In a recent workshop, a senior leader remarked that he had never considered half-baked ideas to  be very valuable. He previously thought that ideas needed to be fully formed before they could see the light of day.

The fact is that many valuable ideas don’t look like much when they first appear. Even the work of the Wright Brothers was one of many efforts occurring at the same time around the world. And at first glance the two of them working at Kitty Hawk would not have looked like much, just a couple guys with a rickety glider and a giant wooden slide.

Yet ideas that are not fully formed may hold kernels of insight for new products, new markets and improved processes. In fact, if leaders are not seeing many half-baked ideas that may be an indicator that people are unwilling to share, don’t know that that their leaders might be interested in new perspectives, or both. Without new perspectives, it is unlikely that organizations will be as agile, innovative, and (ultimately) valuable as they know they want to be.

So how does a leader go about getting more half-baked ideas and what should they do when they see one?

First, show that you value suggestions and the people bringing them. Take time to listen. Don’t jump into why it won’t work. Don’t foist them off to “run it by” someone else.

Second, be ready to have conversations to develop ideas. If the idea doesn’t appear to be immediately interesting, seek to understand what parts of it are of interest and maximize those, while minimizing those that are not as interesting.

Third, give people tools and networks so that they can more fully develop their ideas even before they get to you.

And lastly, do some events where the creative, off-the-wall thinking is encouraged. It is hard to always be the creative encouraging, thoughtful leader we want to be. Especially when we have weeks full of high-stress days with lots of things due at once. “Chunking” tasks is a powerful time management technique because it lumps similar tasks like responding to emails and phone calls together. Getting creative is no different. Consider having regular sessions with your organization and team where ideas are overtly solicited and everyone has the chance to chime in and create together.

A baby giraffe will be up and walking within an hour of being born.

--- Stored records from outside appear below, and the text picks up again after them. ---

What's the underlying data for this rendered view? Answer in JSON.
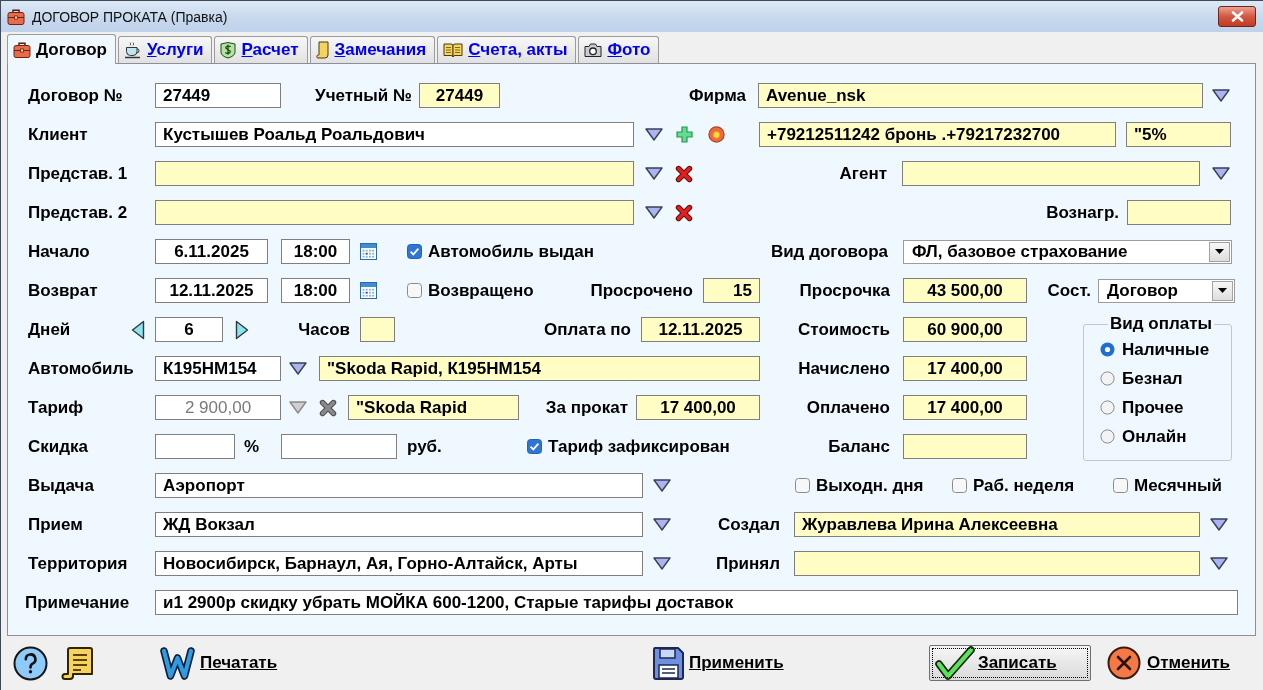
{
  "window": {
    "title": "ДОГОВОР ПРОКАТА (Правка)"
  },
  "tabs": [
    {
      "label": "Договор",
      "selected": true
    },
    {
      "label": "Услуги",
      "selected": false
    },
    {
      "label": "Расчет",
      "selected": false
    },
    {
      "label": "Замечания",
      "selected": false
    },
    {
      "label": "Счета, акты",
      "selected": false
    },
    {
      "label": "Фото",
      "selected": false
    }
  ],
  "form": {
    "rows": [
      {
        "items": [
          {
            "kind": "label",
            "text": "Договор №"
          },
          {
            "kind": "field",
            "value": "27449",
            "readonly": false
          },
          {
            "kind": "label",
            "text": "Учетный №"
          },
          {
            "kind": "field",
            "value": "27449",
            "readonly": true
          },
          {
            "kind": "label",
            "text": "Фирма"
          },
          {
            "kind": "field",
            "value": "Avenue_nsk",
            "readonly": true
          }
        ]
      },
      {
        "items": [
          {
            "kind": "label",
            "text": "Клиент"
          },
          {
            "kind": "field",
            "value": "Кустышев Роальд Роальдович",
            "readonly": false
          },
          {
            "kind": "field",
            "value": "+79212511242 бронь .+79217232700",
            "readonly": true
          },
          {
            "kind": "field",
            "value": "\"5%",
            "readonly": true
          }
        ]
      },
      {
        "items": [
          {
            "kind": "label",
            "text": "Представ. 1"
          },
          {
            "kind": "field",
            "readonly": true
          },
          {
            "kind": "label",
            "text": "Агент"
          },
          {
            "kind": "field",
            "readonly": true
          }
        ]
      },
      {
        "items": [
          {
            "kind": "label",
            "text": "Представ. 2"
          },
          {
            "kind": "field",
            "readonly": true
          },
          {
            "kind": "label",
            "text": "Вознагр."
          },
          {
            "kind": "field",
            "readonly": true
          }
        ]
      },
      {
        "items": [
          {
            "kind": "label",
            "text": "Начало"
          },
          {
            "kind": "field",
            "value": "6.11.2025",
            "readonly": false
          },
          {
            "kind": "field",
            "value": "18:00",
            "readonly": false
          },
          {
            "kind": "check",
            "label": "Автомобиль выдан",
            "checked": true
          },
          {
            "kind": "label",
            "text": "Вид договора"
          },
          {
            "kind": "combo",
            "value": "ФЛ, базовое страхование"
          }
        ]
      },
      {
        "items": [
          {
            "kind": "label",
            "text": "Возврат"
          },
          {
            "kind": "field",
            "value": "12.11.2025",
            "readonly": false
          },
          {
            "kind": "field",
            "value": "18:00",
            "readonly": false
          },
          {
            "kind": "check",
            "label": "Возвращено",
            "checked": false
          },
          {
            "kind": "label",
            "text": "Просрочено"
          },
          {
            "kind": "field",
            "value": "15",
            "readonly": true
          },
          {
            "kind": "label",
            "text": "Просрочка"
          },
          {
            "kind": "field",
            "value": "43 500,00",
            "readonly": true
          },
          {
            "kind": "label",
            "text": "Сост."
          },
          {
            "kind": "combo",
            "value": "Договор"
          }
        ]
      },
      {
        "items": [
          {
            "kind": "label",
            "text": "Дней"
          },
          {
            "kind": "field",
            "value": "6",
            "readonly": false
          },
          {
            "kind": "label",
            "text": "Часов"
          },
          {
            "kind": "field",
            "readonly": true
          },
          {
            "kind": "label",
            "text": "Оплата по"
          },
          {
            "kind": "field",
            "value": "12.11.2025",
            "readonly": true
          },
          {
            "kind": "label",
            "text": "Стоимость"
          },
          {
            "kind": "field",
            "value": "60 900,00",
            "readonly": true
          }
        ]
      },
      {
        "items": [
          {
            "kind": "label",
            "text": "Автомобиль"
          },
          {
            "kind": "field",
            "value": "К195НМ154",
            "readonly": false
          },
          {
            "kind": "field",
            "value": "\"Skoda Rapid, К195НМ154",
            "readonly": true
          },
          {
            "kind": "label",
            "text": "Начислено"
          },
          {
            "kind": "field",
            "value": "17 400,00",
            "readonly": true
          }
        ]
      },
      {
        "items": [
          {
            "kind": "label",
            "text": "Тариф"
          },
          {
            "kind": "field",
            "value": "2 900,00",
            "readonly": false,
            "disabled": true
          },
          {
            "kind": "field",
            "value": "\"Skoda Rapid",
            "readonly": true
          },
          {
            "kind": "label",
            "text": "За прокат"
          },
          {
            "kind": "field",
            "value": "17 400,00",
            "readonly": true
          },
          {
            "kind": "label",
            "text": "Оплачено"
          },
          {
            "kind": "field",
            "value": "17 400,00",
            "readonly": true
          }
        ]
      },
      {
        "items": [
          {
            "kind": "label",
            "text": "Скидка"
          },
          {
            "kind": "field",
            "readonly": false
          },
          {
            "kind": "label",
            "text": "%"
          },
          {
            "kind": "field",
            "readonly": false
          },
          {
            "kind": "label",
            "text": "руб."
          },
          {
            "kind": "check",
            "label": "Тариф зафиксирован",
            "checked": true
          },
          {
            "kind": "label",
            "text": "Баланс"
          },
          {
            "kind": "field",
            "readonly": true
          }
        ]
      },
      {
        "items": [
          {
            "kind": "label",
            "text": "Выдача"
          },
          {
            "kind": "field",
            "value": "Аэропорт",
            "readonly": false
          },
          {
            "kind": "check",
            "label": "Выходн. дня",
            "checked": false
          },
          {
            "kind": "check",
            "label": "Раб. неделя",
            "checked": false
          },
          {
            "kind": "check",
            "label": "Месячный",
            "checked": false
          }
        ]
      },
      {
        "items": [
          {
            "kind": "label",
            "text": "Прием"
          },
          {
            "kind": "field",
            "value": "ЖД Вокзал",
            "readonly": false
          },
          {
            "kind": "label",
            "text": "Создал"
          },
          {
            "kind": "field",
            "value": "Журавлева Ирина Алексеевна",
            "readonly": true
          }
        ]
      },
      {
        "items": [
          {
            "kind": "label",
            "text": "Территория"
          },
          {
            "kind": "field",
            "value": "Новосибирск, Барнаул, Ая, Горно-Алтайск, Арты",
            "readonly": false
          },
          {
            "kind": "label",
            "text": "Принял"
          },
          {
            "kind": "field",
            "readonly": true
          }
        ]
      },
      {
        "items": [
          {
            "kind": "label",
            "text": "Примечание"
          },
          {
            "kind": "field",
            "value": "и1 2900р скидку убрать МОЙКА 600-1200, Старые тарифы доставок",
            "readonly": false
          }
        ]
      }
    ]
  },
  "payment_type": {
    "title": "Вид оплаты",
    "options": [
      {
        "label": "Наличные",
        "selected": true
      },
      {
        "label": "Безнал",
        "selected": false
      },
      {
        "label": "Прочее",
        "selected": false
      },
      {
        "label": "Онлайн",
        "selected": false
      }
    ]
  },
  "buttons": [
    {
      "label": "Печатать",
      "focused": false
    },
    {
      "label": "Применить",
      "focused": false
    },
    {
      "label": "Записать",
      "focused": true
    },
    {
      "label": "Отменить",
      "focused": false
    }
  ]
}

Until then they are understandably ungainly and prone to fall over. Ideas are similar. Most start life looking a little shaky, but with a little patience and nurturing some can really take off.